Dance is an ephemeral art — thus making it the closest to life — and Cunningham now has to be re-imagined. Here and there, companies are re-creating dances, but we mainly rely on documentation. Thanks to Atlas, Cunningham was revolutionary in that area as well. Videographer and choreographer worked as collaborators for years in which they rethought everything while making dance for video.

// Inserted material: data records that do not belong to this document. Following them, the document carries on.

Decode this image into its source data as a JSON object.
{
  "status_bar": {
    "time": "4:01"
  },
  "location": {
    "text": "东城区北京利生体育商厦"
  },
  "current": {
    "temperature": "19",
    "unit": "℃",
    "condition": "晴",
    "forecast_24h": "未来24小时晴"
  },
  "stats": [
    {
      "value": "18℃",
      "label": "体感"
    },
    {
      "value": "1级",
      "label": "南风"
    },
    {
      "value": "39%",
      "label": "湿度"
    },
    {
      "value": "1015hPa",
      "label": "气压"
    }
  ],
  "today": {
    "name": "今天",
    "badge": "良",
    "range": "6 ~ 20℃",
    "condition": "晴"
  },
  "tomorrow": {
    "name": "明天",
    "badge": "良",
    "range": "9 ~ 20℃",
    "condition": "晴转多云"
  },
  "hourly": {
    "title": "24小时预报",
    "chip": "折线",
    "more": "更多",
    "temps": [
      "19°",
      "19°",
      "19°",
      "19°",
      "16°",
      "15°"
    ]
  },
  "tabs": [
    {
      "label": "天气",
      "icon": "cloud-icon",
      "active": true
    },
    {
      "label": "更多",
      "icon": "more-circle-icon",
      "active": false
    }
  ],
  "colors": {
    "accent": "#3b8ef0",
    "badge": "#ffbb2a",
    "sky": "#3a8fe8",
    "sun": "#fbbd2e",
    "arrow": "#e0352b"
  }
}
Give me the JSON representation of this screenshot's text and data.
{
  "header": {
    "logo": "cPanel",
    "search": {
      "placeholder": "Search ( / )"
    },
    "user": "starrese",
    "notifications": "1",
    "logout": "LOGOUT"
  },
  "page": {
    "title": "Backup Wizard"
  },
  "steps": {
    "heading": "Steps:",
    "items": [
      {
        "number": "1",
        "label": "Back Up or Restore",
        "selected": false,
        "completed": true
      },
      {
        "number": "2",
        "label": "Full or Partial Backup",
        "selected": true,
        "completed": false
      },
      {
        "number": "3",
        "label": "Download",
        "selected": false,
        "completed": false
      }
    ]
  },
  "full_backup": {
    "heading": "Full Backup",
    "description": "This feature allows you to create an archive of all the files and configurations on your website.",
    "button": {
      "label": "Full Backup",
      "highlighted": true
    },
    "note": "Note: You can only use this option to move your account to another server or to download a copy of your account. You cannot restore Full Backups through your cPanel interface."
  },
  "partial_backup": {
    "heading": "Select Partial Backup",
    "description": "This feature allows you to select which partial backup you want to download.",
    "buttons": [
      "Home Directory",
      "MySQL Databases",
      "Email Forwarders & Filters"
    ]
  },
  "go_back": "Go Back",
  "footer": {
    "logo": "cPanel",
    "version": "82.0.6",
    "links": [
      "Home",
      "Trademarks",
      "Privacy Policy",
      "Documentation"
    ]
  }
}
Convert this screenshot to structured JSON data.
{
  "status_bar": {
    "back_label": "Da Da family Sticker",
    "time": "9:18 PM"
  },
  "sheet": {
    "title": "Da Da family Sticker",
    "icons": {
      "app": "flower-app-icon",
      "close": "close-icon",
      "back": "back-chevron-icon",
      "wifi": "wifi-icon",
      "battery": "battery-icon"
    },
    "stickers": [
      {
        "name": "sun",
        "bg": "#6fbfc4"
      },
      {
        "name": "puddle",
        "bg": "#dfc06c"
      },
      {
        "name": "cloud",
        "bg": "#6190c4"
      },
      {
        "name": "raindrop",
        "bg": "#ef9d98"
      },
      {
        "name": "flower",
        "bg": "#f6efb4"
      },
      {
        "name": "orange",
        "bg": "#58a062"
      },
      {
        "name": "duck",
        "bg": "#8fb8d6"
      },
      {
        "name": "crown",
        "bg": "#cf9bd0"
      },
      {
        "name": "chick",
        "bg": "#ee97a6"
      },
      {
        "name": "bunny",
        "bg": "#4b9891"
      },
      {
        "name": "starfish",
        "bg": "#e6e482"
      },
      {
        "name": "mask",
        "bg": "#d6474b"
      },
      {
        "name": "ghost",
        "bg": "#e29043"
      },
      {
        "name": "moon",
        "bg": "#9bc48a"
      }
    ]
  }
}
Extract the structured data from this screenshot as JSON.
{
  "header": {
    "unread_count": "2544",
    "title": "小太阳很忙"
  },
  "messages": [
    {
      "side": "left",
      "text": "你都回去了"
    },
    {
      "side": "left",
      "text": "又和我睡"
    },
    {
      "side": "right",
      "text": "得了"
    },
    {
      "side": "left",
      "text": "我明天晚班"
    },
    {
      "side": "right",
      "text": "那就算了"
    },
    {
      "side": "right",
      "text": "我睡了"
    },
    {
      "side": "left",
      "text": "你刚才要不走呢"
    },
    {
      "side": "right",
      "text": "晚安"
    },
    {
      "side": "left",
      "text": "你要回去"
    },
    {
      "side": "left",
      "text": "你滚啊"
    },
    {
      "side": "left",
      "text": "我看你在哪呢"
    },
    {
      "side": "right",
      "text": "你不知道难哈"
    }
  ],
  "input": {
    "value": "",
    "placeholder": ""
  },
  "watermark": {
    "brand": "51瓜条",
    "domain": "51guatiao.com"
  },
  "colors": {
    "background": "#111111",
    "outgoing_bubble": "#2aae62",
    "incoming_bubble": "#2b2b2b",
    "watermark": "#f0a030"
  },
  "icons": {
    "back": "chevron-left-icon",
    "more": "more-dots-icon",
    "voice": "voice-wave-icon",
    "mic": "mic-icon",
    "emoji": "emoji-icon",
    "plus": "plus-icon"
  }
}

Atlas did make a superb television documentary in 2000 for the PBS series “American Masters” — “Merce Cunningham: A Lifetime of Dance” — that is the second best introduction to the choreographer. “MC9” is the best. The installation places clips from decades of Cunningham and his company dancing. It also showcases clips of him speaking, making faces into a phantasmagoric collection of screens of different sizes and types at various heights. Cunningham felt that dance no more required a single perspective than looking at the street does. Instead, he honored the ability of everyone in the theater to have a unique experience. Atlas does the same. The viewer moves around, looks up and down. Nothing is static. Each monitor or screen has its own sound. Up close, you hear one thing, move away, and they all blend as if driven by Cagean chance procedures. It’s riveting. I could only think that this is what it must have been like to be inside Cunningham’s head.
The rest of the exhibition, curated by José Luis Blondet, includes Andy Warhol’s famous silver helium-filled pillows, “Silver Clouds,” that were the decor for Cunningham’s “RainForest” (Atlas’ first job with the company was filling the balloons and trying to get them to behave — they still don’t). Sharing a bit of wall space with Serra are rare archival films of Cunningham dancing in two 1950s works, “Changeling” (a solo) and “Night Wandering” (a duet with Carolyn Brown). Rauschenberg was the designer for both.
There is something else about having “Clouds and Screens” at LACMA. It makes evident something little noted — the role L.A. played in Cunningham’s development. He was from Centralia, Wash., studied at the Cornish School in Seattle with Bonnie Bird, a Martha Graham dancer, and dropped out to join Graham’s company in New York. Cunningham said that as soon as he first set foot in Manhattan, he knew that was home. He never left it.
But the roots of his work were in L.A., which in the early 20th century was the center of the modern dance movement. That included Graham, who spent some of her youth in Santa Barbara. Cunningham eventually rebelled against that, but it was his training and the fount of his incredible skill.
There was also the L.A. influence from Cage, who was born and grew up here. After Cage died in 1992, Cunningham became increasingly fascinated with the world Cage came from. In my conversations with Cunningham, he often noted that he was thinking about something Cage had said about his early years in L.A. Cunningham late in life began putting bits and pieces of L.A. modernism back into his work, such as facial expressions, albeit in noncontextual ways. When I asked him about that, he said, “No, it wasn’t conscious decision, but now that I mentioned it … .”
LACMA has further commissioned choreographer Jennie Mary Tai Liu to perform a new work that will engage with the Cunningham exhibition in February. On April 16, the Center for the Art of Performance at UCLA will commemorate the choreographer’s centennial with a “Night of 100 Solos,” in which former Cunningham dancers in L.A., as well as in New York and London, will perform 100 Cunningham solos.
“Merce Cunningham, Clouds and Screens”
Where: LACMA, 5905 Wilshire Blvd., L.A.
When: Through March 31